Canadian jockey Robert Landry has been named the recipient of the 2003 Avelino Gomez Memorial Award.Naned for the Cuban-born rider who died of complications after a three-horse accident in the 1980 Canadian Oaks, the award is given to the person -- Canadian-born, Canadian-raised or regular rider in the country for more than five years -- who has made significant contributions to the sport.The award is presented annually on (Labatt Woodbine) Oaks day (Sunday, June 8 in 2003) at Woodbine Racecourse. "I used to run down to the fence to watch Avelino in the post parade because he was such a character," said Landry, second only to David Clark and Richard Dos Ramos in years of service among Woodbine regulars. "He had such a great wit about him. But he was also a great rider, too. I loved watching him compete. I loved the way he'd dismount after he won a race. I can still remember the way he jumped into the air and landed on his feet. I often thought about doing that myself. But it just didn't seem right. It was his."The enormity of the award isn't lost on Landry, a rider who has made his own mark on the racetrack and within the community."I just look at all the names of the other people that have won this in the past and it puts into perspective," said the 40-year-old Toronto native, who has amassed 1,703 wins and over $47-million in lifetime purse earnings. "I'm truly humbled by this. It means a great deal to me."Landry began his career in the saddle in 1981, winning his first race aboard Hammy Hubert on June 21, 1981 at Fort Erie. And while he enjoyed success in the irons, his first 10 years as a jockey produced a fair share of trials and tribulations. Yet Landry never yielded to self-doubt, reassuring himself the best was yet to come.It was late in the 1992 season when Landry emerged as one of Canada's top riders, scoring his first title at the Greenwood Autumn meet. The following year, he won a Sovereign Award as the nation's top jockey, duplicating the feat again in 1994.

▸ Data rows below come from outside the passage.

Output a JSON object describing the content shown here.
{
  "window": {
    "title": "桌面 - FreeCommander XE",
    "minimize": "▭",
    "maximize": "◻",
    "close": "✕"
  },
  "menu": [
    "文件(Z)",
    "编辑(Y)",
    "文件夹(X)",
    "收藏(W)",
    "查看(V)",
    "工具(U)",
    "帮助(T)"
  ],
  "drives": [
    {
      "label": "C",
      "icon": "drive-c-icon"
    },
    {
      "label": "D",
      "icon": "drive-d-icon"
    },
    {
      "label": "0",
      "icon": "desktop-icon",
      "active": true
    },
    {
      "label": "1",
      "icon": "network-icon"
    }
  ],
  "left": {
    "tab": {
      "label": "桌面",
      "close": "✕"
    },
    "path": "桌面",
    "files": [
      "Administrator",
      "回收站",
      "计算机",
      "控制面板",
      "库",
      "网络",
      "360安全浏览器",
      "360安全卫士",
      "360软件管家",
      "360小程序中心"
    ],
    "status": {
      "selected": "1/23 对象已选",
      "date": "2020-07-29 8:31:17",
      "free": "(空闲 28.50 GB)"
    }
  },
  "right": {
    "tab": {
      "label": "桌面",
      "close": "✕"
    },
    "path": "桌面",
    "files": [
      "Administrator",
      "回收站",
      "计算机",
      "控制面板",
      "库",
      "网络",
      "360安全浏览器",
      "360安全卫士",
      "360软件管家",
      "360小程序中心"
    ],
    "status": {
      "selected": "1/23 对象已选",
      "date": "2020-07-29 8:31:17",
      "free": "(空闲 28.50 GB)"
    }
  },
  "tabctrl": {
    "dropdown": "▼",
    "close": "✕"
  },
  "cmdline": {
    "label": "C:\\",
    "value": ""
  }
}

In addition to accomplishments within racing, including a stirring victory aboard Sam-Son Farm's Quiet Resolve in the 1999 Atto Mile and Catch The Ring in the 2000 edition of the Canadian Oaks, Landry has also made an impact in his many charitable endeavors. He participates in the annual Canadian Sports Hall of Fame golf tournament and donates his time to Community and to the Special Olympics."Seeing kids happy is a wonderful thing and having the ability to help out is a genuine honor for me," said Landry. "If I have a bad day at the races, I just put everything into perspective. I've been very blessed in my career and my life."Landry joins Ron Turcotte, John Longden, Sandy Hawley, the late Don MacBeth, the late Chris Rogers, Jeff Fell, Lloyd Duffy, Hugo Dittfach, Robin Platts, Larry Attard, Don Seymour, David Gall, Richard Grubb, Irwin Driedger, David Clark, Jim McKnight, Chris Loseth and Richard Dos Ramos as Gomez honorees.